University of California, Berkeley
Reproductive Labors: West African Reproductive Expertise and Biomedical Legibility
Revolución es [Re]construir: Housing Reform in the Cuban Revolution, 1960-1989
Tagalog Zarzuelas and Musical Nationalism in Early Twentieth-Century Manila, 1902 to 1935
University of Wisconsin-Madison
Gastronomic Alchemy: How Black Philadelphia Caterers Transformed Taste into Capital, 1790-1925
Feeling Historical: Same-sex Desire and the Politics of History, 1880-1920
University of Iowa
Reconstructing a Timurid Cosmopolitanism: Abd Allah Hātifī’s Tīmūrnāmeh in the Cultural Production of Early Modern Eurasia
University of Michigan
“We Are All Fedayeen”: Palestinian National Identity and the Image Archive, 1967-1982
Communication Satellites and the Pursuit of Outer Space in Post-Colonial India, 1960-79
Proof in the Body: Ordeal, Justice, and the Physical Manifestation of Truth in Medieval Iberia, c. 1050-1300
New York University
**Elham Bakhtary is the recipient of the CLIR/Library of Congress Mellon Dissertation Fellowship award.
Check out the revitalized international DLF community calendar — a one-stop resource for all things related to digital libraries and archives, digital humanities, museums and cultural heritage, data curation, open science, digital publishing, and more!
Ways to get involved with the community calendar:
- Volunteer to help us keep it up to date for your region, field, or interests!
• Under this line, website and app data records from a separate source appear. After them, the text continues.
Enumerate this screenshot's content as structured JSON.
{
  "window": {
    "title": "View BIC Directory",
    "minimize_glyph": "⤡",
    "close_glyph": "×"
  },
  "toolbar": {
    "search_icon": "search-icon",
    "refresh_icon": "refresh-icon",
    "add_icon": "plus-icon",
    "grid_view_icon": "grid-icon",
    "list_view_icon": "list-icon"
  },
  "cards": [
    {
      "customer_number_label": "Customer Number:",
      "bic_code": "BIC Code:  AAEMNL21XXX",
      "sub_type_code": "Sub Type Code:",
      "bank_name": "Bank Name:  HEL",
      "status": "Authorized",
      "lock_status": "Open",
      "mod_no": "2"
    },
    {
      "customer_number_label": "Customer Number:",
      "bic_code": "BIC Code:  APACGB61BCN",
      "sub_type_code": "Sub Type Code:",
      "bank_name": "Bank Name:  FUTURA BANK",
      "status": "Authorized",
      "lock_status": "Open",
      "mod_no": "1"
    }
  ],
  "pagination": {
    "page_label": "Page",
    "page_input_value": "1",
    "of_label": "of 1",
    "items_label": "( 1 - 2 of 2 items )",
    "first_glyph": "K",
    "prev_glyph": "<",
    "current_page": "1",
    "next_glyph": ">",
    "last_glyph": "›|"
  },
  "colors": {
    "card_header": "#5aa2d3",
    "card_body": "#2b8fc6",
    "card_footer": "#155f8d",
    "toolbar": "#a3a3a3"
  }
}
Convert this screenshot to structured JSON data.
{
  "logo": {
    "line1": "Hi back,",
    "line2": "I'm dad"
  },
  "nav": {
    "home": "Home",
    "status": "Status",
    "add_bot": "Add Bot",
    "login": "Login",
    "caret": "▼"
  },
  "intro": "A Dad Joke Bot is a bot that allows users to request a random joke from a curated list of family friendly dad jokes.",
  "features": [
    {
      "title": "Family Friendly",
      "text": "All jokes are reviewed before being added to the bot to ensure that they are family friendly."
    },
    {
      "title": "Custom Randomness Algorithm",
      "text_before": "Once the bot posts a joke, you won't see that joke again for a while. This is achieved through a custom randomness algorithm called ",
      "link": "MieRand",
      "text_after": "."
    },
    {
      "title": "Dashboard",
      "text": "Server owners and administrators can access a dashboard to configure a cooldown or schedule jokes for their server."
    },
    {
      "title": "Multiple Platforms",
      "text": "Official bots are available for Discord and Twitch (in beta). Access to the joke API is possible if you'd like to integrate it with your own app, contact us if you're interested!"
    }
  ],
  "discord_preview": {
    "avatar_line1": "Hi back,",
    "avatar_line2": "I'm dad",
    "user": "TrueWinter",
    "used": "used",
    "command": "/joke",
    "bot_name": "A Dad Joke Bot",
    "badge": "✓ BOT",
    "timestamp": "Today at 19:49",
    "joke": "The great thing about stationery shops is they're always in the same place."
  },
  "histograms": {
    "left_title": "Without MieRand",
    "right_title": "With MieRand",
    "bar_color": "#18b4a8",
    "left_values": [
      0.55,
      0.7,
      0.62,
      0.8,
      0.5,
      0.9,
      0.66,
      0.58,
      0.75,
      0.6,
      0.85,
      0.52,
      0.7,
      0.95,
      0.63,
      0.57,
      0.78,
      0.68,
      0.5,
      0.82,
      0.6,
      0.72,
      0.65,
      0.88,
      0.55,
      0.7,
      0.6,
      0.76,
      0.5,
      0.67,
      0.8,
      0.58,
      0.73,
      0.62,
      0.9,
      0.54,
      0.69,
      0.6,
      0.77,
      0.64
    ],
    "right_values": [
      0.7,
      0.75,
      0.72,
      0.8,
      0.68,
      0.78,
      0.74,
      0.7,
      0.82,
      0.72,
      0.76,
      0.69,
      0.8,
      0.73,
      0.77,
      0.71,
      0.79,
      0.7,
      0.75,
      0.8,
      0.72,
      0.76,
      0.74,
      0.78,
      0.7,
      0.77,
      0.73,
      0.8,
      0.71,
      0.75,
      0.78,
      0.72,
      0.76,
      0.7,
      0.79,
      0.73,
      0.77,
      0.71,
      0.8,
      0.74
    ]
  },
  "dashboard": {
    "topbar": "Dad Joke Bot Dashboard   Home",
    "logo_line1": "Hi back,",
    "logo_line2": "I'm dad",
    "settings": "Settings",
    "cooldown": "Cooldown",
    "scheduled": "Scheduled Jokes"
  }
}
It’s a breeze to set you up with access as an editor (and if you’re already a Google calendar user, it’s seamless to toggle back and forth). Send an email to email@example.com and we’ll get you going. (No big commitment required.)
- Drop us a line to suggest events for inclusion in the calendar, whether it’s something you’re planning, attending, or just see passing by on your screen.
Planning an event? You may find it helpful to consult the calendar when considering dates. And please let us know as soon as you’ve got your dates locked down so we can help publicize your meeting and prevent conflicts!
The National Endowment for the Humanities is soliciting applications for 2016 Common Heritage awards. The Common Heritage program supports community archiving projects through grants of up to $12,000 awarded to community cultural organizations. Application guidelines and a list of FAQs for the program are available at http://www.neh.gov/grants/preservation/common-heritage. The application deadline for the next cycle of Common Heritage grants is May 12.
Congratulations to John Unsworth, who has been named university librarian and dean of libraries at The University of Virginia. Unsworth is currently vice provost, university librarian, chief information officer, and professor of English at Brandeis University, as well as CLIR presidential fellow. He will assume his new role June 25. Read more at http://news.virginia.edu/content/uva-selects-john-m-unsworth-university-librarian-and-dean-libraries.